The Biology Project (an interactive online resource for learning biology), University of Arizona, Tucson: Prokaryotes, Eukaryotes, & Viruses Tutorial. The goal of this exercise is to introduce to the kinds of cells that make up all living systems (Prokaryotes, Eukaryotes), and to contrast cells with viruses.

Hugo van den Berg, Department of Theoretical Biology, Faculty of Biology Vrije Universiteit, Amsterdam, The Netherlands: Microbial mats.
Still available via Internet Archive Wayback Machine.

! H. Van Gemerden (1993): Microbial mats: a joint venture.
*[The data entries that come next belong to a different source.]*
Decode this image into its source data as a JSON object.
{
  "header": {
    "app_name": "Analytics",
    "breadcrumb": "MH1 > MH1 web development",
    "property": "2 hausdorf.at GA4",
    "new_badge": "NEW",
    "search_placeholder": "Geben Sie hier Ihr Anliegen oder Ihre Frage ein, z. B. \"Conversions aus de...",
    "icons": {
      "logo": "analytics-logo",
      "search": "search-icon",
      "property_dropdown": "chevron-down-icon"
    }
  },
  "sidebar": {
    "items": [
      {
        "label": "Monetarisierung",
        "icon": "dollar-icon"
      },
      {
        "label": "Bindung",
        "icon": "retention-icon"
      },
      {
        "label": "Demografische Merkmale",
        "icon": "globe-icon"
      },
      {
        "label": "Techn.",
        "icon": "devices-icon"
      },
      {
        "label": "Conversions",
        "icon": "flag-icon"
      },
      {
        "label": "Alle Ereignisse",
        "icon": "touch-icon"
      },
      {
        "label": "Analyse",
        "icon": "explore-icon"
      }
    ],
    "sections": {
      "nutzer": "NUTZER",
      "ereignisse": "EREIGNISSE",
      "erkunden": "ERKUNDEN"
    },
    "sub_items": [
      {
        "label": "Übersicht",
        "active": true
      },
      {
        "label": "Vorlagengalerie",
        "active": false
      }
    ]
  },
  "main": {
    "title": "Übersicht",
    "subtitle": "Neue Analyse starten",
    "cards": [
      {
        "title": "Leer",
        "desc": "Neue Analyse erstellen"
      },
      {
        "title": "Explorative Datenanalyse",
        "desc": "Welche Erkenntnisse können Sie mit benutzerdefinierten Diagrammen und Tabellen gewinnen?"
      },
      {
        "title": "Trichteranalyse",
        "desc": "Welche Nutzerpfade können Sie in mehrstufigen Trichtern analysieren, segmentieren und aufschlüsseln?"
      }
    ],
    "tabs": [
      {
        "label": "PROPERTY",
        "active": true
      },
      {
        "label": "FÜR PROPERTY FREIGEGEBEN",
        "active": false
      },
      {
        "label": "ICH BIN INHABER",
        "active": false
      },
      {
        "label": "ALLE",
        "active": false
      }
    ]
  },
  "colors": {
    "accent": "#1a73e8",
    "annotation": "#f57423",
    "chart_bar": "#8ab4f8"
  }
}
In PDF, Marine Geology.

The Virtual Fossil Museum: Stromatolites of America.

Ben Waggoner & Brian Speer, Bacteria: Fossil Record.

Jeff Warner, Fullerton College, Fullerton, California: Domed Cyanobacterial Cabbage-Head Stromatolites. Hoyt Limestone, Late Cambrian; Lester Park, New York.
Website outdated. The link is to a version archived by the Internet Archive´s Wayback Machine.

! David T. Webb, University of Hawaii at Manoa, Honolulu: The Plant Kingdom, Form & Function in Algae & Plants, Cyanophyta - Cyanobacteria. A well illustrated introduction and detailed overview on many aspects of cyanobacter biology.
Snapshot provided by the Internet Archive´s Wayback Machine.

West Holidays, Perth, Western Australia: Hamelin Pool. An Australian tourism site about Shark Bay stromatolites.
This expired link is available through the Internet Archive´s Wayback Machine.

! Wikipedia, the free encyclopedia: Microbial mat, and Stromatolite.

Woese CR, Kandler O, & Wheelis ML., Department of Microbiology, University of Illinois, Urbana: Towards a natural system of organisms: proposal for the domains Archaea, Bacteria, and Eucarya. See also here.

Astrobiology Institute, Marine Biological Laboratory, Woods Hole Oceanographic Institution: Astrobiology Microscope This site has images of bacteria and protists, classification schemes, descriptions of organisms, talks and other educational resources to improve awareness of the biodiversity of microbial life.

Marine Biology Laboratory, Woods Hole: Search results stromatolite.

Shucheng Xie et al. (2011): Cyanobacterial blooms tied to volcanism during the 5 m.y. Permo-Triassic biotic crisis: Reply. In PDF, Geology. See especially:
Shucheng Xie et al. (2010): Cyanobacterial blooms tied to volcanism during the 5 m.y. Permo-Triassic biotic crisis.

! B.N. Zepernick et al. (2023): Climate change and the aquatic continuum: A cyanobacterial comeback story. Free access, Environmental Microbiology Reports, 15: 3-12.
Note figure 1: Diagram showing the interactive environmental controls on CyanoHABs [Cyanobacterial Harmful Algal Blooms] along the freshwater-marine continuum.

Top of page
Links for Palaeobotanists
Search in all "Links for Palaeobotanists" Pages!
index sitemap advanced
site search by freefind

This index is compiled and maintained by Klaus-Peter Kelber, Würzburg,
Last updated April 19, 2024